By Sheila Dassatt
There has been a lot of talk lately about the duty of the sternman and what is fair and what is not fair. I hope that you all read this little article and help me with the answer to this. This is a discussion that we have seen a lot on social media, which seems to either be helpful or turns into a rant. I stay in touch with it so we can get a feel of where this is all going.
To my personal understanding, most start when they are quite young with their grandfather and father, traditionally. They teach you how to cut bait, salt the bait and fill the bait bags. This is very important to the success of catching your lobsters. I remember my Dad teaching me how he wanted his bait bags, which was to fill it firm with herring so it looks like a baseball. Of course, the bags were smaller bags, not the great big ones. Dad said that if the bags were firm, you don’t need those great big bags, it’s a waste of good bait.
Now the description is probably different for each family or fisherman. In my case, I helped to get the traps and the boat ready as well. We painted buoys, the bottom of the boat and did what we needed to do, sometimes the topsides needed attention and some paint too. Then there were ropes to get ready. This was all in preparation to loading the traps and baiting and setting them when it came time. This is what I call starting at the beginning, not at the top. This is the best way to learn the job, which every part of it is very important. There is no job on a fishing vessel that isn’t very important to the success of the catch for the season.
There has been a lot of talk about fairness of how to get paid. That varies from one captain to another, too. Some pay a percentage off of the top, before expenses, and some pay after the expenses. Then there are those that pay through catch. There are some that pay an hourly wage. Which seems the most appealing to you?
For some sternmen, it is a seasonal job, that ends when the last trap is on the bank. Then there are those that work in the shop with the captain over the winter to repair or help build traps for the next season. This involves replacing runners, patching wire and mending the heads. This is generally hourly work unless there is an arrangement for over the winter with percentage.
This is the traditional way of doing this, unless you are just hired because the captain needs a sternman and you are totally a greenhorn. Then it can be much more challenging for both of you. The captain is teaching as you go in this case.
I was always taught, in my case with my Dad, that I needed to be at the dock on time or he will leave without me and then hear about it loud and clear when he gets in. I only had this happen once and yes, he did leave me at the dock! And I had the sandwiches and the coffee thermos, too. What I’m driving at is that it is a commitment, and I’m not preaching it, I learned it the hard way myself.
Another thing that I learned is that the sternman should know all about safety and running the boat in case of emergency. There was a circumstance when Dad had the rope around his leg and heading over. I was told to take the boat out of gear and hang on to the rope until we could back it down. This is very important! Yes, Captains, a sternman can also save your life if need be. It’s a two-way street, they need to treat the sternman with respect, also.
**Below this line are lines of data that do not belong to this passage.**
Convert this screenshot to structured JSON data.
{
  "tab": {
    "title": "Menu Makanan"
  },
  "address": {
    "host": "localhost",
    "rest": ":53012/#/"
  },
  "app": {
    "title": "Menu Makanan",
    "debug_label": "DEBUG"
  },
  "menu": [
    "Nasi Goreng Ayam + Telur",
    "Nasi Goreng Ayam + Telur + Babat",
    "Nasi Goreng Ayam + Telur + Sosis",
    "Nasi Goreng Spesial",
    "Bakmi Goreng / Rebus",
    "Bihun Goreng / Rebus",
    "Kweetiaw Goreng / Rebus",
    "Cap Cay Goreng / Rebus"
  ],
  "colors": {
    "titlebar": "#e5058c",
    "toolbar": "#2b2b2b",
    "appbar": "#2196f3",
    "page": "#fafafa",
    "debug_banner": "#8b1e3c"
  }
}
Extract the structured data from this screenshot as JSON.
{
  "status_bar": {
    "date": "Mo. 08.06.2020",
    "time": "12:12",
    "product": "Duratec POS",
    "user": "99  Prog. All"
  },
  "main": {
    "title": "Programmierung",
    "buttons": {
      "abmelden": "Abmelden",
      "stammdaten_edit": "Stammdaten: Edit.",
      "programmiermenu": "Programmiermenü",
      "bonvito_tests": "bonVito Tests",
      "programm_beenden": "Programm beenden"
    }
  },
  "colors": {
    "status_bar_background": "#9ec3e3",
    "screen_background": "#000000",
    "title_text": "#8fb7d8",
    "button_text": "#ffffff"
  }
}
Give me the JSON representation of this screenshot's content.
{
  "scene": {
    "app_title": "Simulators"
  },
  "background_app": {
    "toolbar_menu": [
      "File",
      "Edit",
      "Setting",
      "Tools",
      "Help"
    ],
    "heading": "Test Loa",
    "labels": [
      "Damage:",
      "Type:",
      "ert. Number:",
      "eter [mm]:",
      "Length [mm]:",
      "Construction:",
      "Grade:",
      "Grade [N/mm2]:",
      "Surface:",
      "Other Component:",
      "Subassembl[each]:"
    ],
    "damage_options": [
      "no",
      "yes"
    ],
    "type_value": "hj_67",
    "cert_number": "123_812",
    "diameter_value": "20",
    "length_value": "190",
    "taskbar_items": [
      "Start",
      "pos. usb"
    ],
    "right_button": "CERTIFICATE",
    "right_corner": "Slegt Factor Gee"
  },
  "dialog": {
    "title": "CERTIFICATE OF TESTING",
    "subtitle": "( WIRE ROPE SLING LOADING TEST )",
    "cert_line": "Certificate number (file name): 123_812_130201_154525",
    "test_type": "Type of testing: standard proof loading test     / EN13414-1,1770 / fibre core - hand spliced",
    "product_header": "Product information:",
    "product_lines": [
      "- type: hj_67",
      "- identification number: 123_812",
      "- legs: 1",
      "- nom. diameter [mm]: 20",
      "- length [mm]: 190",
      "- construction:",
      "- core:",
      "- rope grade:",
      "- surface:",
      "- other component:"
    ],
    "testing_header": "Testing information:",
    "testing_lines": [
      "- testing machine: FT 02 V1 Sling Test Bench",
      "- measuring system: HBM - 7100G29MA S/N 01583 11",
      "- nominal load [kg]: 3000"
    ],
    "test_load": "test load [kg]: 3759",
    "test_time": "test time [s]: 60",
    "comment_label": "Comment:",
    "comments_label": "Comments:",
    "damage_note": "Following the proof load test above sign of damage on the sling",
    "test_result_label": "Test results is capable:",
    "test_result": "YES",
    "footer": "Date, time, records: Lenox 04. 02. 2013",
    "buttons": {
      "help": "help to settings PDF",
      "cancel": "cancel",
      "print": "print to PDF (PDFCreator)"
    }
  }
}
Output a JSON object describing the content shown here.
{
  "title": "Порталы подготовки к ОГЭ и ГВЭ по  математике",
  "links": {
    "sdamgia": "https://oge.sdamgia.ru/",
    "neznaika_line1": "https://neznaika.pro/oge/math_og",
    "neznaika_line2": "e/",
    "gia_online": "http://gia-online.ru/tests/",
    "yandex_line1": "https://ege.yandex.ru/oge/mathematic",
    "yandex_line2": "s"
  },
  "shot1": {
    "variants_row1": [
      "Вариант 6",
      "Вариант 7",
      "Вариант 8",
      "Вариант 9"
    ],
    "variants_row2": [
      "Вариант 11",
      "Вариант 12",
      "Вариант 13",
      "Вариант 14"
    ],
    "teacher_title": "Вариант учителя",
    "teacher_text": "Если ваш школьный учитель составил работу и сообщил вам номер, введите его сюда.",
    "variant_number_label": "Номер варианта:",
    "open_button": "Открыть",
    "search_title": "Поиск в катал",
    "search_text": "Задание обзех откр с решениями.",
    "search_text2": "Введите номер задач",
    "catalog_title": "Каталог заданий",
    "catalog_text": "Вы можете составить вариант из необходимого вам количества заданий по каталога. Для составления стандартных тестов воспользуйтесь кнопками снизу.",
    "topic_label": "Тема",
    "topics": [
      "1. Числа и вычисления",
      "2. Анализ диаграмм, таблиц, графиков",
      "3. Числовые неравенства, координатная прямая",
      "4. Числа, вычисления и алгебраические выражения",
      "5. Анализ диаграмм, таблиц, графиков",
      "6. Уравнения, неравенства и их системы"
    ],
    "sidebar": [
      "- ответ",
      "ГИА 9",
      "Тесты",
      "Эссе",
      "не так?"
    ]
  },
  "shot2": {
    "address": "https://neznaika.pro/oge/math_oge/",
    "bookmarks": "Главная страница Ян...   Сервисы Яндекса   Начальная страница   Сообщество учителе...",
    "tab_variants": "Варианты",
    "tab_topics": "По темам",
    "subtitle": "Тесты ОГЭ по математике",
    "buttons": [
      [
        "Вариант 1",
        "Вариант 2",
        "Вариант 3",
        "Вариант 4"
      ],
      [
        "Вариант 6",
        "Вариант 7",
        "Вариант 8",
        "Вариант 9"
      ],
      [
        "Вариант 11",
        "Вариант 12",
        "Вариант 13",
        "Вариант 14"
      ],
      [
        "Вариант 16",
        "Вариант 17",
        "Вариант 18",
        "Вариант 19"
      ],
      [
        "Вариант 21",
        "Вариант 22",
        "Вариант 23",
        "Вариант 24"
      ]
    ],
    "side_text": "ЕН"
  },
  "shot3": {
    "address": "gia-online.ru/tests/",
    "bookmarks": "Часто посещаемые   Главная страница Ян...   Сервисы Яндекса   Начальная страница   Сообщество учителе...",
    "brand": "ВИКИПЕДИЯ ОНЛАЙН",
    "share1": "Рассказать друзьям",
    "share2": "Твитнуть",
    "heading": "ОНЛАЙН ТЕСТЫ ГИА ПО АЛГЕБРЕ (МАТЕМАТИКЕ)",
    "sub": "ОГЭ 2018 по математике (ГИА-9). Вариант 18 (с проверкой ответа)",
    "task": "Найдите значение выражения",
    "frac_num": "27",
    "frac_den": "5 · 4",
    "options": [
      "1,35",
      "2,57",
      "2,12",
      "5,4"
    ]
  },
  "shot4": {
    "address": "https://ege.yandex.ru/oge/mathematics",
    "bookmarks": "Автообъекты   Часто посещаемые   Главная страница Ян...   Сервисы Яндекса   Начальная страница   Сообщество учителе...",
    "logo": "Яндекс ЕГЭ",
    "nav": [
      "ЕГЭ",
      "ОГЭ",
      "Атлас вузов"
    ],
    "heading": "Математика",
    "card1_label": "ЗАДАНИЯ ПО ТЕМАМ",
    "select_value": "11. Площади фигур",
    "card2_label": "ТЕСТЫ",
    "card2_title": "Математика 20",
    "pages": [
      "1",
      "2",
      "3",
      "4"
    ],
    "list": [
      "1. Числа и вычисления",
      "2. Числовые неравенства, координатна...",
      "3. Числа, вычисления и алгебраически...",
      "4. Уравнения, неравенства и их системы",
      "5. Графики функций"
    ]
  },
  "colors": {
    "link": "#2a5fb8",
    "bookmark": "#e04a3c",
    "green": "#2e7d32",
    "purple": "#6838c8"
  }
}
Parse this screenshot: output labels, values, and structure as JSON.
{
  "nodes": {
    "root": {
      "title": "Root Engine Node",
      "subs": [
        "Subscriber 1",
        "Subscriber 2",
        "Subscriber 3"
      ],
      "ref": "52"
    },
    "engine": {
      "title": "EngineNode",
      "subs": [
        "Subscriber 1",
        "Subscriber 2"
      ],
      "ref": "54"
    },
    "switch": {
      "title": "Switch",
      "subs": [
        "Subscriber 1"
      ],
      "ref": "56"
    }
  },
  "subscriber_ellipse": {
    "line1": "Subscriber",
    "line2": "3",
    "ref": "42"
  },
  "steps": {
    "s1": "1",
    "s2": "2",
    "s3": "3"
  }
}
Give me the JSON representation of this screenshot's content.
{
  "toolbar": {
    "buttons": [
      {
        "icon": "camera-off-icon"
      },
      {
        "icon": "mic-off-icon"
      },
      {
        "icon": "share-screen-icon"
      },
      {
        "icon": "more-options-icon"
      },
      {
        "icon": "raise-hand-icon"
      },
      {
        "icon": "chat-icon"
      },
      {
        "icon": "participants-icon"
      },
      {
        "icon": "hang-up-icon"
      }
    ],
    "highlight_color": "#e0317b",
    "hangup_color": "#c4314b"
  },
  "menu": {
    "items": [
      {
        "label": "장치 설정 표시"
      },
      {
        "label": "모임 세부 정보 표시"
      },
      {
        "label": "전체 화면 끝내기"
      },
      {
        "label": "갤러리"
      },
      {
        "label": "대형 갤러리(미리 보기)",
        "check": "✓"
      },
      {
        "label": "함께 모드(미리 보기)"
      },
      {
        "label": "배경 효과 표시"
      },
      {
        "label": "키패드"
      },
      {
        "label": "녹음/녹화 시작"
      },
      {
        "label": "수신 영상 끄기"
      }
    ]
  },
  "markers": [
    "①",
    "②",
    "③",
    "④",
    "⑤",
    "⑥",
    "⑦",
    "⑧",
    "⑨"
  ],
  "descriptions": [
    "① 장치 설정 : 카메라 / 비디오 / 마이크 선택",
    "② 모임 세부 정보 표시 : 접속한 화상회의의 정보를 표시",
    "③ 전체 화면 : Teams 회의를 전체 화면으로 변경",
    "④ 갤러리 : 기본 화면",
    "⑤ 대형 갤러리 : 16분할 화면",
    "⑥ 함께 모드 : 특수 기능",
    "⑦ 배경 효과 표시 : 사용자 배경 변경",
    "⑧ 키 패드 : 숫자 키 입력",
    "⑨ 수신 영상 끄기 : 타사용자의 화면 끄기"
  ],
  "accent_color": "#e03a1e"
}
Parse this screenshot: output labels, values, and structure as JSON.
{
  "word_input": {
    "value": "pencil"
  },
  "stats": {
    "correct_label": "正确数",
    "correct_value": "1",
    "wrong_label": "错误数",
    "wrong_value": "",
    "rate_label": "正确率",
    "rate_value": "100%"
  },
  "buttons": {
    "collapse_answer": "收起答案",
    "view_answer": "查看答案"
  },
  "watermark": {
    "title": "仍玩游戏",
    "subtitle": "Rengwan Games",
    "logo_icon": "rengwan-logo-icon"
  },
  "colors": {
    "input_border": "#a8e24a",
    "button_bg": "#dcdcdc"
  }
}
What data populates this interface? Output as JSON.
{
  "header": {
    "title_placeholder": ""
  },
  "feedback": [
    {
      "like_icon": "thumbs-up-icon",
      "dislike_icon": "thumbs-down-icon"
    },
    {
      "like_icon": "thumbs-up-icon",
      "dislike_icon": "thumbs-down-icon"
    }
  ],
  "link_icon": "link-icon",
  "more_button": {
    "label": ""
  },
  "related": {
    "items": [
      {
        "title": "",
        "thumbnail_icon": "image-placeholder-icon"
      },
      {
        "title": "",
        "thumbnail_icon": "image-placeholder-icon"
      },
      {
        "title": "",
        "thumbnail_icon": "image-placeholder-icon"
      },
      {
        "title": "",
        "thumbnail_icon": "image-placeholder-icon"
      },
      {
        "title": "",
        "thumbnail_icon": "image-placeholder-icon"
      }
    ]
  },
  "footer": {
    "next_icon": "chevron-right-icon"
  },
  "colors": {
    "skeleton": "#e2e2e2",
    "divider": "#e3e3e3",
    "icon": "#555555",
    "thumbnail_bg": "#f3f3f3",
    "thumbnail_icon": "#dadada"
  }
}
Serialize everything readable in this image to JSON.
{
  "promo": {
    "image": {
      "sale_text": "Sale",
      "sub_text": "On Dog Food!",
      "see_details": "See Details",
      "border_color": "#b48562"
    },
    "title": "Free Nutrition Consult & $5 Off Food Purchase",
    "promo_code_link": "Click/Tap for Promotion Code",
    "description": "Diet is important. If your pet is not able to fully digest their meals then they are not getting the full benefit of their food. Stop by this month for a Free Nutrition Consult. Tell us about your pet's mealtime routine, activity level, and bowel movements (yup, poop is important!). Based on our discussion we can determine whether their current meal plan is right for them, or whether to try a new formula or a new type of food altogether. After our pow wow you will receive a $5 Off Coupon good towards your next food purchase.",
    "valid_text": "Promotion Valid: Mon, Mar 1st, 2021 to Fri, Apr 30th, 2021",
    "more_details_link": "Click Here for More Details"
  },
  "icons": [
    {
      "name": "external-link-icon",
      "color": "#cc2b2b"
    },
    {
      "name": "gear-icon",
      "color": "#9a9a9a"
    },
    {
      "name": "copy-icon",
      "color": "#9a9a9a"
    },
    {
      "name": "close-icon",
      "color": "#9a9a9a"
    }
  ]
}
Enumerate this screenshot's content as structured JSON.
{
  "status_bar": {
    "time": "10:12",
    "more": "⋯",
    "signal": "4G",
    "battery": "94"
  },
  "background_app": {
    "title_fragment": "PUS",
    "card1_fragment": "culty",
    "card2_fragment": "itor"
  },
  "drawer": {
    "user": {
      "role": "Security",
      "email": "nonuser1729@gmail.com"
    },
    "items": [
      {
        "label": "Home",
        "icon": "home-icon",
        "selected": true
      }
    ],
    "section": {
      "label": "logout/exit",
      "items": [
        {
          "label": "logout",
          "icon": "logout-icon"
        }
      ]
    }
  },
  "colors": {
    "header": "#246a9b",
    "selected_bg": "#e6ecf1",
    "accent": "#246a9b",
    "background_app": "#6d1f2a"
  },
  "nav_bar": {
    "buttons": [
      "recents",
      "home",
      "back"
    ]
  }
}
Do you think that there should be a separate license for the sternman? So he shares part of the commitment to the job. This has been a question for a long time. Most are working on a license that the captain has provided, so it is easy to walk onto the job or walk off without any notice. There may be three or four sternmen that my come and go with not even a nickel in it. I can vouch for this, because we had this also happen, usually when it’s time for the traps to come in. So, a big question is what is fair and what isn’t? What do you think is fair? I can ask this from my own experience, which has been on both sides of the question. When our sternman didn’t show up, we had to find someone that could help us out, in one case, my brother went out to help us bring the gear in.
This goes back to family tradition once again. If it’s in your blood, and you grew up in the fishery, you are more apt to stick with it to the end of the season.
It would be best to take the safety training course that John McMillan of McMillan Offshore Survival Training offers. There is nothing more important than knowing how to save one another or save yourself if you are working on a fishing vessel.
Take care and stay safe. Please let me know how you feel about my questions. Dassatt711@yahoo.com, Thank you!